▸ WORK REQUIRED
Set down the data below without change, skipping the pictures it holds.

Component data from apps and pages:
»»
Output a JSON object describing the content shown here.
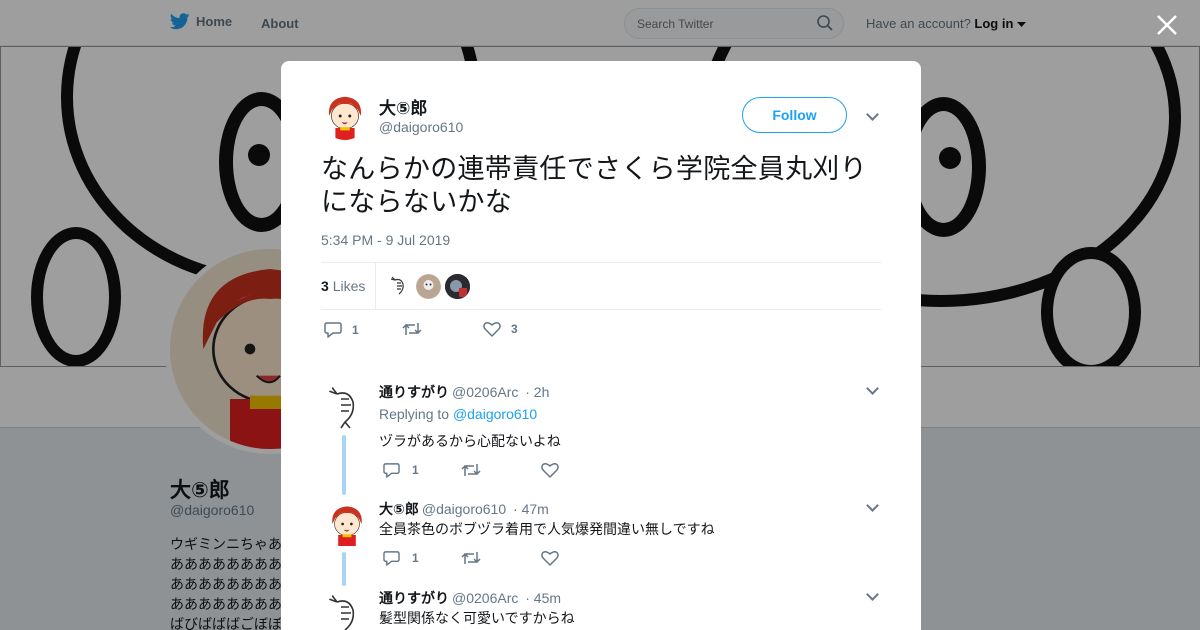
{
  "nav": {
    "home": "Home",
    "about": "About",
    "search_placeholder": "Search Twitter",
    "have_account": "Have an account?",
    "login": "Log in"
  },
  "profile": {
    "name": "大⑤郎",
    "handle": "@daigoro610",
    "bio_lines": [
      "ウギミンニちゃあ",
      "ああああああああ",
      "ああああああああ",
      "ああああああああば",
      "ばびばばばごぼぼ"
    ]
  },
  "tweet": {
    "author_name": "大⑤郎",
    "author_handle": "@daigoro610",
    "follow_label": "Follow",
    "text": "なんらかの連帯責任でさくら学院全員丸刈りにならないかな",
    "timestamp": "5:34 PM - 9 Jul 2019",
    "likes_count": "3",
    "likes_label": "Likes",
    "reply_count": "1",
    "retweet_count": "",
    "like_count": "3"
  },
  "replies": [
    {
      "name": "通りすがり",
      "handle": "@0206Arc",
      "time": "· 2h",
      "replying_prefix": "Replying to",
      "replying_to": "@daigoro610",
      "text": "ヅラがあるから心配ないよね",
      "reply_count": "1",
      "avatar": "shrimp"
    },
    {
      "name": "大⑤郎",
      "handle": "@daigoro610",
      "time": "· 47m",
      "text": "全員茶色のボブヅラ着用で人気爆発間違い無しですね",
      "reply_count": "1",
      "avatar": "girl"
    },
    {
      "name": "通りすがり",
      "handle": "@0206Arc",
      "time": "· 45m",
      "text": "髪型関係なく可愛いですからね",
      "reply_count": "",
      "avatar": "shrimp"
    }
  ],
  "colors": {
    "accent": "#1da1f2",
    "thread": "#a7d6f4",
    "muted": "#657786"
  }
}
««
▸ ANSWER BOX
Output a JSON object describing the content shown here.
{
  "nav": {
    "home": "Home",
    "about": "About",
    "search_placeholder": "Search Twitter",
    "have_account": "Have an account?",
    "login": "Log in"
  },
  "profile": {
    "name": "大⑤郎",
    "handle": "@daigoro610",
    "bio_lines": [
      "ウギミンニちゃあ",
      "ああああああああ",
      "ああああああああ",
      "ああああああああば",
      "ばびばばばごぼぼ"
    ]
  },
  "tweet": {
    "author_name": "大⑤郎",
    "author_handle": "@daigoro610",
    "follow_label": "Follow",
    "text": "なんらかの連帯責任でさくら学院全員丸刈りにならないかな",
    "timestamp": "5:34 PM - 9 Jul 2019",
    "likes_count": "3",
    "likes_label": "Likes",
    "reply_count": "1",
    "retweet_count": "",
    "like_count": "3"
  },
  "replies": [
    {
      "name": "通りすがり",
      "handle": "@0206Arc",
      "time": "· 2h",
      "replying_prefix": "Replying to",
      "replying_to": "@daigoro610",
      "text": "ヅラがあるから心配ないよね",
      "reply_count": "1",
      "avatar": "shrimp"
    },
    {
      "name": "大⑤郎",
      "handle": "@daigoro610",
      "time": "· 47m",
      "text": "全員茶色のボブヅラ着用で人気爆発間違い無しですね",
      "reply_count": "1",
      "avatar": "girl"
    },
    {
      "name": "通りすがり",
      "handle": "@0206Arc",
      "time": "· 45m",
      "text": "髪型関係なく可愛いですからね",
      "reply_count": "",
      "avatar": "shrimp"
    }
  ],
  "colors": {
    "accent": "#1da1f2",
    "thread": "#a7d6f4",
    "muted": "#657786"
  }
}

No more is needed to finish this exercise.